Article Text

other Versions

PDF
Characteristics of youth soccer players 13-15 years classified by skill level
  1. Robert M Malina (rmalina{at}wcnet.net)
  1. Tarleton State University, United States
    1. Basil Ribeiro
    1. Instituto Superior da Maia, Portugal
      1. Joao Aroso (joaoaroso{at}iol.pt)
      1. Sporting Lisbon Football Clu, Portugal
        1. Sean P Cumming (sc325{at}bath.ac.uk)
        1. University of Bath, United Kingdom

          Abstract

          Objective: To evaluate the growth and maturity status and functional capacity of youth soccer players group by level of skill.

          Subjects: The sample included 69 male players 13.2-15.1 years from clubs which competed in the highest division for their age group.

          Methods: Height and body mass were measured and stage of pubic hair development was assessed at clinical examination. Years of experience in football was obtained at interview. Three tests of functional capacity were administered: dash, vertical jump and yo-yo run. Performances on six soccer-specific tests were used to classify players into quintiles of skill. MANCOVA, controlling for age, was used to test differences among skill groups in experience, growth status and functional capacity, while multiple linear regression analysis was used to estimate the relative contributions of age, stage of sexual maturity, height, body mass and years of formal training to the composite skill score.

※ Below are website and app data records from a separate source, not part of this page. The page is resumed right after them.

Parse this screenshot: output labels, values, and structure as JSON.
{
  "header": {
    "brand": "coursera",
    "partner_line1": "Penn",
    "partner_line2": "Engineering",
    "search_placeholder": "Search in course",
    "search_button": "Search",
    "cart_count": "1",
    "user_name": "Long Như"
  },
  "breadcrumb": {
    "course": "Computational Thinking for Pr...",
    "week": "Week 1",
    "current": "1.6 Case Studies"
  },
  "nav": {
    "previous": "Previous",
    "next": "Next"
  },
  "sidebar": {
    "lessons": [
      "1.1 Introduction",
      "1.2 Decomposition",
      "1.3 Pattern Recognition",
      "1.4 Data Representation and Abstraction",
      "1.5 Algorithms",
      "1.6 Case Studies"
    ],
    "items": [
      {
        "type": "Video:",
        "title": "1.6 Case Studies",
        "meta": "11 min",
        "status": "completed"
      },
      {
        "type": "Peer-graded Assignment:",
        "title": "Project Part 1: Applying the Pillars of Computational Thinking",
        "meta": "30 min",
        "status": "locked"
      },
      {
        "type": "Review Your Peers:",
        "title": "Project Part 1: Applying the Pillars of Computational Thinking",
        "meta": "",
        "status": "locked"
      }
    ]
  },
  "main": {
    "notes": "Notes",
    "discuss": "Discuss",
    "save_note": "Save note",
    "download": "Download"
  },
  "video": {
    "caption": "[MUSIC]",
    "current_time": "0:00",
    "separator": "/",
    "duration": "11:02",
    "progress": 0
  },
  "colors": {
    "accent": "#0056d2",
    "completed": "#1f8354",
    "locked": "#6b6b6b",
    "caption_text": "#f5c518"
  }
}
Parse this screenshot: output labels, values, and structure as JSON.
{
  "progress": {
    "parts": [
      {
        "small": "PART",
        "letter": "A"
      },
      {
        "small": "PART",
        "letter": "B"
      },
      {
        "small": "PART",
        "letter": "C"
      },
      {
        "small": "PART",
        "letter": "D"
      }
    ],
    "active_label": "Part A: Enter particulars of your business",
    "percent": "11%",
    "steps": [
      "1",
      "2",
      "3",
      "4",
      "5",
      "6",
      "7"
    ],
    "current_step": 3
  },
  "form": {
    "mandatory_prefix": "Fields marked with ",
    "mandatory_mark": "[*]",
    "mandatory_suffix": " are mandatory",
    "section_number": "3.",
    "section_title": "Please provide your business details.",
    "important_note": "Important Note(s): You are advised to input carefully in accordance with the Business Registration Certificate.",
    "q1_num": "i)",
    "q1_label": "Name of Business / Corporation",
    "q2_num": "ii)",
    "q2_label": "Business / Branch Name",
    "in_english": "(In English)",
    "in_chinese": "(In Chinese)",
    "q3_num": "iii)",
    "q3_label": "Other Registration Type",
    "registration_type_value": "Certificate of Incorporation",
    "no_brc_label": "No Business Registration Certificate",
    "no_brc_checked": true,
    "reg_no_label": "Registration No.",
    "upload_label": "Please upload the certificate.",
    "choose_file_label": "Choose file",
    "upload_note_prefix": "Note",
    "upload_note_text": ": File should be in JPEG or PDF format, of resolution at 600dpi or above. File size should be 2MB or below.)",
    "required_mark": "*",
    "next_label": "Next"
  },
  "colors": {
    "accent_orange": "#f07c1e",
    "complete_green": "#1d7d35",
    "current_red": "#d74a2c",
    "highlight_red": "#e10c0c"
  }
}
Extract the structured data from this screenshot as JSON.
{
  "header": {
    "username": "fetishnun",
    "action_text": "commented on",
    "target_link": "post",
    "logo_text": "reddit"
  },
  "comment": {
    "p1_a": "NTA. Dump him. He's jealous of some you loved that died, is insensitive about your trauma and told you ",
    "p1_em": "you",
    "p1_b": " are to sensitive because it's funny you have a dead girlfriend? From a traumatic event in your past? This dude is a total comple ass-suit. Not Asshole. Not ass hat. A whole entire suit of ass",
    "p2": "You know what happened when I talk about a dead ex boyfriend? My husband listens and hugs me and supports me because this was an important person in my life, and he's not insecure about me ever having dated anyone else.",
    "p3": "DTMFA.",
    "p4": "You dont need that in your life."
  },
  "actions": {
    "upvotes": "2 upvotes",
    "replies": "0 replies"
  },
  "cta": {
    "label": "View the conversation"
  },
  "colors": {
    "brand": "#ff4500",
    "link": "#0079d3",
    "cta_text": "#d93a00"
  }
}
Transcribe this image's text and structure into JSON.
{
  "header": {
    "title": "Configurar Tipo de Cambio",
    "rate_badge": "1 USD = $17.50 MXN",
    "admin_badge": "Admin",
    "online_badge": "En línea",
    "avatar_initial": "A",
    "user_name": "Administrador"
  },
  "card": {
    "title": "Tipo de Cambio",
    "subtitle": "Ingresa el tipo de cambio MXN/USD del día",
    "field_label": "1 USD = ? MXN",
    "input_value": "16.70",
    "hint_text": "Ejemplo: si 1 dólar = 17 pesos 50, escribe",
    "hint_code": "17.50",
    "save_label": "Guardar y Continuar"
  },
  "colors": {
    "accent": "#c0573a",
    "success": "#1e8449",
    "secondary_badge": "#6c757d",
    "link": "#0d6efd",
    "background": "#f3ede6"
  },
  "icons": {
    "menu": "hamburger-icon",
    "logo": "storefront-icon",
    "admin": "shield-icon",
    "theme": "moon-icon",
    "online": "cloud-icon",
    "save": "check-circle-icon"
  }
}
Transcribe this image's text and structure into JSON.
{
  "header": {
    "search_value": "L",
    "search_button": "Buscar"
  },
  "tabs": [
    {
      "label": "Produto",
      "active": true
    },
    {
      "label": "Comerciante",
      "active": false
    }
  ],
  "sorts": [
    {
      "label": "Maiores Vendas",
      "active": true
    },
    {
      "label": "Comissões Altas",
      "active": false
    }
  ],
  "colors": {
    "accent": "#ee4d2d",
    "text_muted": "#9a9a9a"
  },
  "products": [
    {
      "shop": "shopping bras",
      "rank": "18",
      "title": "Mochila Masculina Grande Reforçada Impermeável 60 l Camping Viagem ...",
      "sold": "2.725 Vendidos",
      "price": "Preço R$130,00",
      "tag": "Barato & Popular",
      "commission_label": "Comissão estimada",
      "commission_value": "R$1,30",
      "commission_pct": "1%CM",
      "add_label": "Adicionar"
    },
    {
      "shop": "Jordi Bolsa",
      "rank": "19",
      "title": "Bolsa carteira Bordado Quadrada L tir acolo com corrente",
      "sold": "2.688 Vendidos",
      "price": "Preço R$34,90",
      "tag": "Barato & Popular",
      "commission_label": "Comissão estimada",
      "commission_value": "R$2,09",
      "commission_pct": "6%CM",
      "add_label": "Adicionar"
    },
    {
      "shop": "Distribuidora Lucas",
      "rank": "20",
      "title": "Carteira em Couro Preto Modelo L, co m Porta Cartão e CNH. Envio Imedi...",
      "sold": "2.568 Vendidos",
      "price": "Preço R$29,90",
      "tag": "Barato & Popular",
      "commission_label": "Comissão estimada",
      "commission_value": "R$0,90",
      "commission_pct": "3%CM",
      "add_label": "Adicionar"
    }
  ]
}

          Results: The skill groups differed significantly in the yo-yo intermittent endurance run (p<0.01) and 30 m sprint (p=0.05), but only the differences between the highest and lowest skill groups were significant. All except one player in the highest skill group were in the later stages of puberty. Age, pubertal status, years of experience and height accounted for 34% of the variance in the skill score; the coefficient for height was negative. Aerobic resistance added about 5% to the explained variance in the skill score.

          Conclusion: Adolescent soccer players 13-15 years classified by skill do not differ in age, experience and body size, but differ in functional capacity, specifically at the extremes of skill. Age, experience, stage of puberty (positive coefficients) and height (negative coefficient) explained 34% of the variance in the composite skill score; aerobic resistance added 5% to the explained variance.

          Statistics from Altmetric.com

          Request permissions

          If you wish to reuse any or all of this article please use the link below which will take you to the Copyright Clearance Center’s RightsLink service. You will be able to get a quick price and instant permission to reuse the content in many different ways.